In 1879 the newspaper “Droeba” (S. Meskhi - article “Upotchtoba” (meaning “No Post”)) wrote - “Most of Georgia, except the cities and settlements located by the railway, receive mail only twice or three times a week… I think it is high time that the management of the post and our Government paid enough attention to these circumstances; our life is not what it used to be twenty years ago: trade and production in our countryincrease daily, there are more schools and more people who know how to read and write and would like to know about the post, the ply and communication between the people of different provinces has nearly doubled. Besides, even the governors themselves need well-organized post and correspondence.” Meskhi thought that it was better if postal services became more expensive so that the organization would improve… “If there is post, if there is the chance to receive books and newspapers on time, nobody will mind spending a little extra” the newspaper wrote…
The number of horses at the Tbilisi, Mtskheta, Dusheti, Pasanauri, Mleta, Gudauri, Kazbegi, Larsi, Balta and Vladikavkaz post offices increased up to 652. The leading Georgian society was very attentive towards the postal exchange on the Georgian military road. The works of the Caucasus Department of the Russian Technical Society to improve the postal exchange on the military road are to be noted. The head of this department, a scientist and engineer famous across Russia and Georgia - M. Garsevanishvili spoke about the examples of delayed postal deliveries from Petersburg at the State meeting held on December 14,1876 - particularly pointing out the routes towards Kvishkheti and Kazbegi problematic due to snow and avalanches. After the statement the management of the eighth road traffic district addressed Petersburg with an offer: If postal delivery to Tbilisi would be held up by 5 days, it should have been sent through Temir-Khan-Shura, Derbent, Baku, Elizavetpol - covering 1211 verses instead of 200.
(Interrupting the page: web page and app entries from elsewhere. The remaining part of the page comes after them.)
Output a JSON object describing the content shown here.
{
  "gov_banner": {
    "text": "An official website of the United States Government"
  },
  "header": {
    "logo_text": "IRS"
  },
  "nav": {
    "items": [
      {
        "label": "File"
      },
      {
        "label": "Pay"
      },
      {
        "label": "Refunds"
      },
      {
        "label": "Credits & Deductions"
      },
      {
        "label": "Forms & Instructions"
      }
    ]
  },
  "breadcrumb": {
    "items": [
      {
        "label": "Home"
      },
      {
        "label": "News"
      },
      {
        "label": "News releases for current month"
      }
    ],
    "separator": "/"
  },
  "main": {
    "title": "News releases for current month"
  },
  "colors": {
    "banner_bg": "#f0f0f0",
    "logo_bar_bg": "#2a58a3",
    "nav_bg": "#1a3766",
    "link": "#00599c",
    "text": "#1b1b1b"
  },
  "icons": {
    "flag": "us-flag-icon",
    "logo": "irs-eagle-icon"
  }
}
In 1840 the twelfth Postal District was created covering the “Kartli-Imereti” and the Kaspi regions. In 1857 the District Governor (N. Kakhanov) requested that there was a postal department opened by the postal bureau in Tbilisi. Kakhanov carried out different reforms in the postal business. The interesting fact is that he is the one associated with the production of the “Tbilisi stamp”.